Material provided: Begin
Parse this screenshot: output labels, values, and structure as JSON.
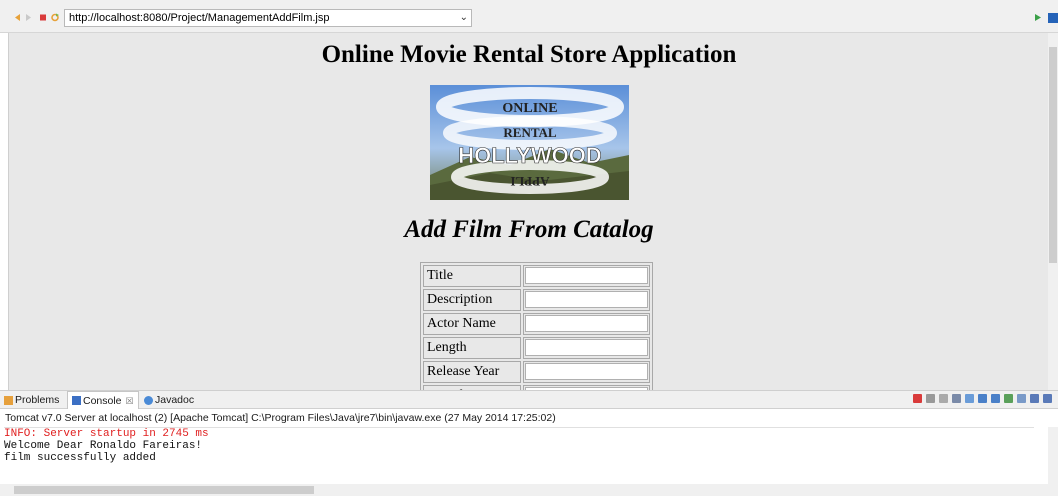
{
  "browser": {
    "url": "http://localhost:8080/Project/ManagementAddFilm.jsp",
    "url_dropdown_glyph": "⌄"
  },
  "page": {
    "title": "Online Movie Rental Store Application",
    "logo_text": "ONLINE RENTAL APPLI HOLLYWOOD",
    "subtitle": "Add Film From Catalog",
    "form_fields": [
      {
        "label": "Title",
        "value": ""
      },
      {
        "label": "Description",
        "value": ""
      },
      {
        "label": "Actor Name",
        "value": ""
      },
      {
        "label": "Length",
        "value": ""
      },
      {
        "label": "Release Year",
        "value": ""
      },
      {
        "label": "Rental Duration",
        "value": ""
      }
    ]
  },
  "panel": {
    "tabs": [
      "Problems",
      "Console",
      "Javadoc"
    ],
    "tab_close": "☒",
    "description": "Tomcat v7.0 Server at localhost (2) [Apache Tomcat] C:\\Program Files\\Java\\jre7\\bin\\javaw.exe (27 May 2014 17:25:02)",
    "output": [
      "INFO: Server startup in 2745 ms",
      "Welcome Dear Ronaldo Fareiras!",
      "film successfully added"
    ]
  },
  "colors": {
    "page_bg": "#e8e8e8",
    "error_text": "#e02020",
    "stop_red": "#d93a3a",
    "run_green": "#3aa048"
  }
}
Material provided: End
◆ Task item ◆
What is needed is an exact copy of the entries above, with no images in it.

◆ Output of the exercise ◆
Parse this screenshot: output labels, values, and structure as JSON.
{
  "browser": {
    "url": "http://localhost:8080/Project/ManagementAddFilm.jsp",
    "url_dropdown_glyph": "⌄"
  },
  "page": {
    "title": "Online Movie Rental Store Application",
    "logo_text": "ONLINE RENTAL APPLI HOLLYWOOD",
    "subtitle": "Add Film From Catalog",
    "form_fields": [
      {
        "label": "Title",
        "value": ""
      },
      {
        "label": "Description",
        "value": ""
      },
      {
        "label": "Actor Name",
        "value": ""
      },
      {
        "label": "Length",
        "value": ""
      },
      {
        "label": "Release Year",
        "value": ""
      },
      {
        "label": "Rental Duration",
        "value": ""
      }
    ]
  },
  "panel": {
    "tabs": [
      "Problems",
      "Console",
      "Javadoc"
    ],
    "tab_close": "☒",
    "description": "Tomcat v7.0 Server at localhost (2) [Apache Tomcat] C:\\Program Files\\Java\\jre7\\bin\\javaw.exe (27 May 2014 17:25:02)",
    "output": [
      "INFO: Server startup in 2745 ms",
      "Welcome Dear Ronaldo Fareiras!",
      "film successfully added"
    ]
  },
  "colors": {
    "page_bg": "#e8e8e8",
    "error_text": "#e02020",
    "stop_red": "#d93a3a",
    "run_green": "#3aa048"
  }
}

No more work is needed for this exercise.